This is further supported because the list of first-layer servers can be updated at any time.

The red code blocks deal with contacting the first-layer C&C server, the green code blocks retrieve the list of the second-layer servers, and the blue code blocks handle file downloads from the second-layer servers.

Botnets of infected computers usually receive commands directly and carry out the nefarious intent of their controllers. In this case, however, the C&C application behaves more like a downloader. Instead of directly interpreting commands, the application simply downloads files to the local hard disk. Secondary malware components that run independently of the main service find these files and then evaluate their contents to carry out an attack.

The two layers make it harder to analyze the malware because an analyst must understand many components and cannot simply follow the code flow within one malware binary. However, forensics are easier because in postmortem we can identify which task files have been created on an infected computer.

The malware in its current incarnation was deployed with two major payloads:

  • DDoS against chosen servers
  • Self-destruction of the infected computer

Although the DDoS payload has already been reported elsewhere, the self-destruction we discussed earlier in this post is the more pressing issue.

When being installed on a new computer, the malware records the current time stamp in the file noise03.dat, which contains the amount of days this computer is given to live. When this time is exceeded, the malware will:

  • Overwrite the first sectors of all physical drives with zeroes
  • Enumerate all files on hard disk drives and then overwrite files with specific extensions with zeroes

The service checks for task files that can increase the time this computer is allowed to live, so the botmaster can keep the botnet alive as long as needed. However, the number of days is limited to 10. Thus any infected computer will be rendered unbootable and data will be destroyed at most 10 days after infection! To protect against tampering, the malware will also destroy all data when the system time is set before the infection date.

The list of file extensions that will be overwritten is particularly interesting. It contains typical document data:

  • doc, docx, docm
  • xls, xlsx
  • pdf, eml (Outlook Email)

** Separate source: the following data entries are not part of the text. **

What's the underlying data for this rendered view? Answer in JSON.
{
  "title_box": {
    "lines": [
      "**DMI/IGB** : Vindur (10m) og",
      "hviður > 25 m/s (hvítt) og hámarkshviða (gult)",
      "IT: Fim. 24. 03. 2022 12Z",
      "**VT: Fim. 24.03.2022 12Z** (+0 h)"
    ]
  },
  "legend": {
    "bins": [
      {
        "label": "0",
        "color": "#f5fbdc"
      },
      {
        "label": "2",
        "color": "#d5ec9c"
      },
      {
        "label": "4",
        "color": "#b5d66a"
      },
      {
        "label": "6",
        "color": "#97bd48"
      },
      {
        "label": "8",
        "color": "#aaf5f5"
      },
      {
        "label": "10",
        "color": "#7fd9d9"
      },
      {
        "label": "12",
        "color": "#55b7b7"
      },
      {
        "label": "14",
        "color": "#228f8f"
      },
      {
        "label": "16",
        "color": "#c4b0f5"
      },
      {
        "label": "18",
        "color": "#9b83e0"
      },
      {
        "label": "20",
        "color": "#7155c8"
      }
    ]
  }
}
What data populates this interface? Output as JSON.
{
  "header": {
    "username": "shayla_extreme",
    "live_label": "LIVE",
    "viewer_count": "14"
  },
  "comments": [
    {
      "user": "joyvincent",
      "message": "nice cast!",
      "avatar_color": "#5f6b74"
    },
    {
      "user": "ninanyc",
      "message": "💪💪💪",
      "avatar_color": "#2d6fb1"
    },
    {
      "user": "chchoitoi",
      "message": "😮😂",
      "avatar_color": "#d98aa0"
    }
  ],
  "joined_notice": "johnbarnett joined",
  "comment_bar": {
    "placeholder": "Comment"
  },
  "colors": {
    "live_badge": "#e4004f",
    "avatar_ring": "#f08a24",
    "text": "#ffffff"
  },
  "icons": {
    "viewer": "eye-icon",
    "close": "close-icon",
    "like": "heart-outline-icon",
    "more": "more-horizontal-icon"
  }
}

The list also contains some programming-language file extensions, such as c, cpp, h, and java. Wonder what they thought would be on the infected machines? Or did they already know?

One thing is clear: This is a serious piece of malware. It uses resilience techniques to avoid a takedown and even has destructive capabilities in its payload. This year is quickly shaping up to be a period of serious attacks and escalations on the cyberfrontier.

UPDATE

Our standalone malware-removal tool Stinger has been updated with a more generic detection of the malware involved in this attack. Stinger is available for download here.

Heroin, Cocaine & Rockets – But please don’t panic…

This little gem of a spam run was widely broadcast last night and caused some alarm. Take a look, I’m sure you’ll see why.

Sale!
1. Heroin, in liquid and crystal form.
2. Rocket fuel and Tomohawk rockets (serious enquiries only).
4. New shipment of cocaine has arrived, buy 9 grams and get 10th for free.
Everyone is welcome, but not US citizens.
ATTENTION. Clearance offer. Buy 30 grams of heroin, get 5 free.
Prices upon reqeust:
Our email: <redacted>@<redacted>.COM
PHONE 0093 (0) 20 <redacted>
FAX 0093 (0) 70 <redacted>
Afghanistan

This is actually a really old prank, originally targeted at the Dark Profits website in 2003. This is simply a prank twist of a traditional email Joe Job., designed to flood a mailbox/phone/fax with responses.

We saw a couple of different flavors of this campaign targeting different entities however all were appropriately caught.

Snopes have a great article in their archive if you’d like a refresher.

Don’t panic. Nothing to see here!